An exact copy of the data is required, with no pictures in it.
*** Opening of PROVIDED DATA ***
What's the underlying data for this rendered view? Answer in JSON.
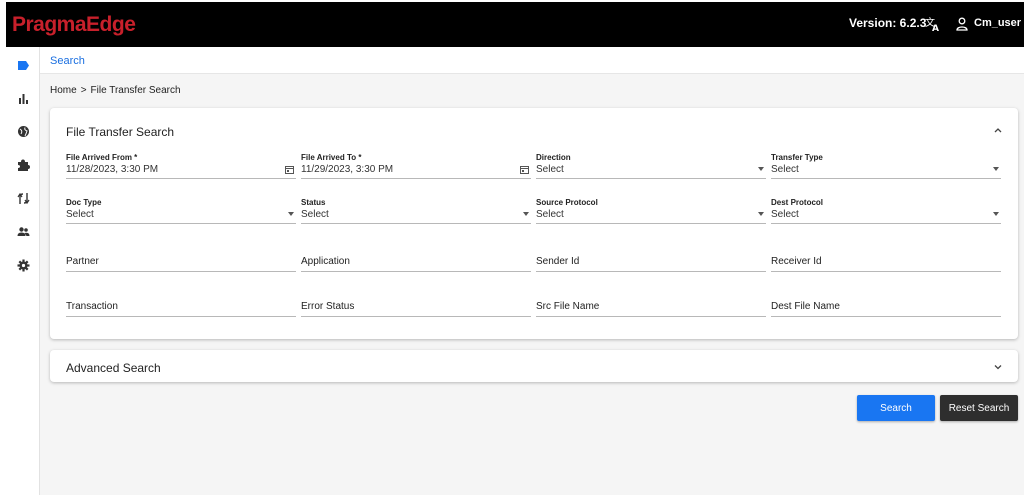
{
  "app": {
    "logo_text": "PragmaEdge",
    "version": "Version: 6.2.3",
    "username": "Cm_user",
    "brand_color": "#c8202b",
    "accent_color": "#1976f2"
  },
  "sidebar": {
    "items": [
      {
        "icon": "search-tag-icon",
        "active": true
      },
      {
        "icon": "bar-chart-icon"
      },
      {
        "icon": "globe-icon"
      },
      {
        "icon": "puzzle-icon"
      },
      {
        "icon": "route-icon"
      },
      {
        "icon": "users-icon"
      },
      {
        "icon": "gear-icon"
      }
    ]
  },
  "subheader": {
    "title": "Search"
  },
  "breadcrumb": {
    "home": "Home",
    "separator": ">",
    "current": "File Transfer Search"
  },
  "form": {
    "title": "File Transfer Search",
    "fields": {
      "arrived_from": {
        "label": "File Arrived From *",
        "value": "11/28/2023, 3:30 PM"
      },
      "arrived_to": {
        "label": "File Arrived To *",
        "value": "11/29/2023, 3:30 PM"
      },
      "direction": {
        "label": "Direction",
        "value": "Select"
      },
      "transfer_type": {
        "label": "Transfer Type",
        "value": "Select"
      },
      "doc_type": {
        "label": "Doc Type",
        "value": "Select"
      },
      "status": {
        "label": "Status",
        "value": "Select"
      },
      "source_protocol": {
        "label": "Source Protocol",
        "value": "Select"
      },
      "dest_protocol": {
        "label": "Dest Protocol",
        "value": "Select"
      },
      "partner": {
        "label": "Partner"
      },
      "application": {
        "label": "Application"
      },
      "sender_id": {
        "label": "Sender Id"
      },
      "receiver_id": {
        "label": "Receiver Id"
      },
      "transaction": {
        "label": "Transaction"
      },
      "error_status": {
        "label": "Error Status"
      },
      "src_file_name": {
        "label": "Src File Name"
      },
      "dest_file_name": {
        "label": "Dest File Name"
      }
    }
  },
  "advanced": {
    "title": "Advanced Search"
  },
  "actions": {
    "search": "Search",
    "reset": "Reset Search"
  }
}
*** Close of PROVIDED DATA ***
▶ **SOLUTION FOR THIS TASK**
What's the underlying data for this rendered view? Answer in JSON.
{
  "app": {
    "logo_text": "PragmaEdge",
    "version": "Version: 6.2.3",
    "username": "Cm_user",
    "brand_color": "#c8202b",
    "accent_color": "#1976f2"
  },
  "sidebar": {
    "items": [
      {
        "icon": "search-tag-icon",
        "active": true
      },
      {
        "icon": "bar-chart-icon"
      },
      {
        "icon": "globe-icon"
      },
      {
        "icon": "puzzle-icon"
      },
      {
        "icon": "route-icon"
      },
      {
        "icon": "users-icon"
      },
      {
        "icon": "gear-icon"
      }
    ]
  },
  "subheader": {
    "title": "Search"
  },
  "breadcrumb": {
    "home": "Home",
    "separator": ">",
    "current": "File Transfer Search"
  },
  "form": {
    "title": "File Transfer Search",
    "fields": {
      "arrived_from": {
        "label": "File Arrived From *",
        "value": "11/28/2023, 3:30 PM"
      },
      "arrived_to": {
        "label": "File Arrived To *",
        "value": "11/29/2023, 3:30 PM"
      },
      "direction": {
        "label": "Direction",
        "value": "Select"
      },
      "transfer_type": {
        "label": "Transfer Type",
        "value": "Select"
      },
      "doc_type": {
        "label": "Doc Type",
        "value": "Select"
      },
      "status": {
        "label": "Status",
        "value": "Select"
      },
      "source_protocol": {
        "label": "Source Protocol",
        "value": "Select"
      },
      "dest_protocol": {
        "label": "Dest Protocol",
        "value": "Select"
      },
      "partner": {
        "label": "Partner"
      },
      "application": {
        "label": "Application"
      },
      "sender_id": {
        "label": "Sender Id"
      },
      "receiver_id": {
        "label": "Receiver Id"
      },
      "transaction": {
        "label": "Transaction"
      },
      "error_status": {
        "label": "Error Status"
      },
      "src_file_name": {
        "label": "Src File Name"
      },
      "dest_file_name": {
        "label": "Dest File Name"
      }
    }
  },
  "advanced": {
    "title": "Advanced Search"
  },
  "actions": {
    "search": "Search",
    "reset": "Reset Search"
  }
}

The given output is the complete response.